(Items listed in a dataset)
..........
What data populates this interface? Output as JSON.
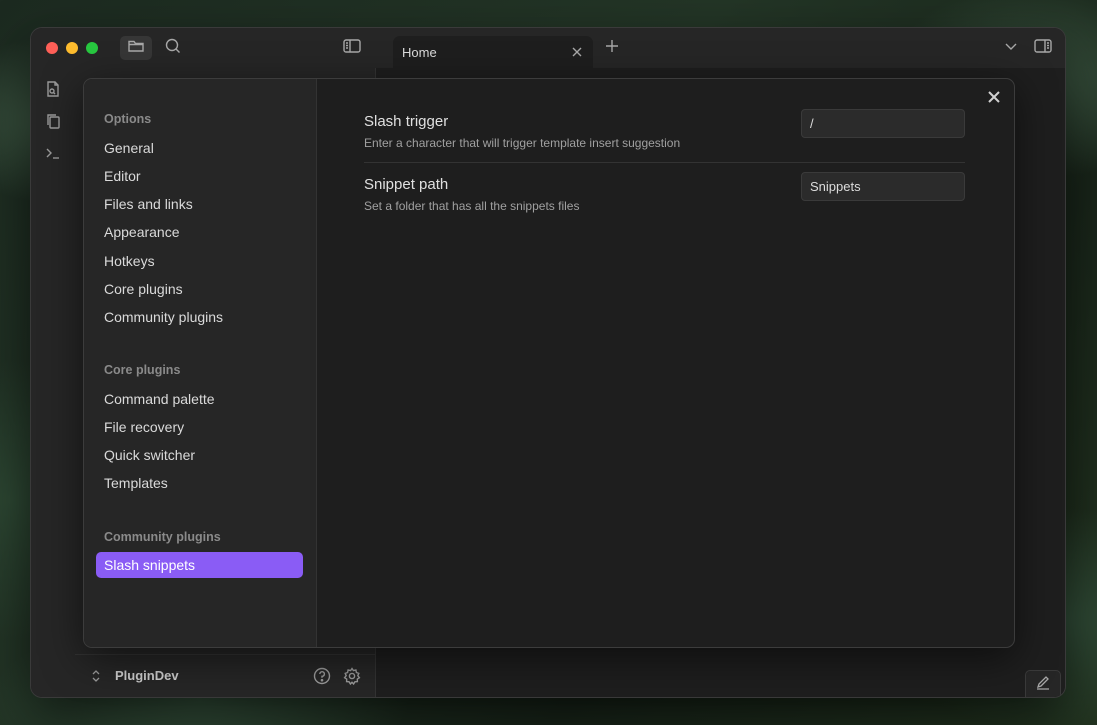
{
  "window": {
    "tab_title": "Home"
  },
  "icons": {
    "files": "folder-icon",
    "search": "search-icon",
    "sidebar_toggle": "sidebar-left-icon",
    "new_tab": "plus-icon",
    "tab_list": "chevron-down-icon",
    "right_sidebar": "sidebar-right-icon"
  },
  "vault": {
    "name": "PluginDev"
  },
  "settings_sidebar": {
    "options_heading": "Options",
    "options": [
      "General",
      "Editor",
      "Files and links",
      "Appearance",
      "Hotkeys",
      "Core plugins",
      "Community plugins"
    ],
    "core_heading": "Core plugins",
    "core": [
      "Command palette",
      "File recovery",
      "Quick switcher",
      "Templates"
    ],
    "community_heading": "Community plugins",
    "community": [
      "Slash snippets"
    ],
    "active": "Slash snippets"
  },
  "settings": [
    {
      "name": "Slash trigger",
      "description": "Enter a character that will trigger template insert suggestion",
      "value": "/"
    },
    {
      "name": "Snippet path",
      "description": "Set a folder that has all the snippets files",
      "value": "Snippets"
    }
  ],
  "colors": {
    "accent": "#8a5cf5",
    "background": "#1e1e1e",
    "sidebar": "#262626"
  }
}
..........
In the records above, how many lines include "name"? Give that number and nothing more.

**PROBLEM SOLUTION**
3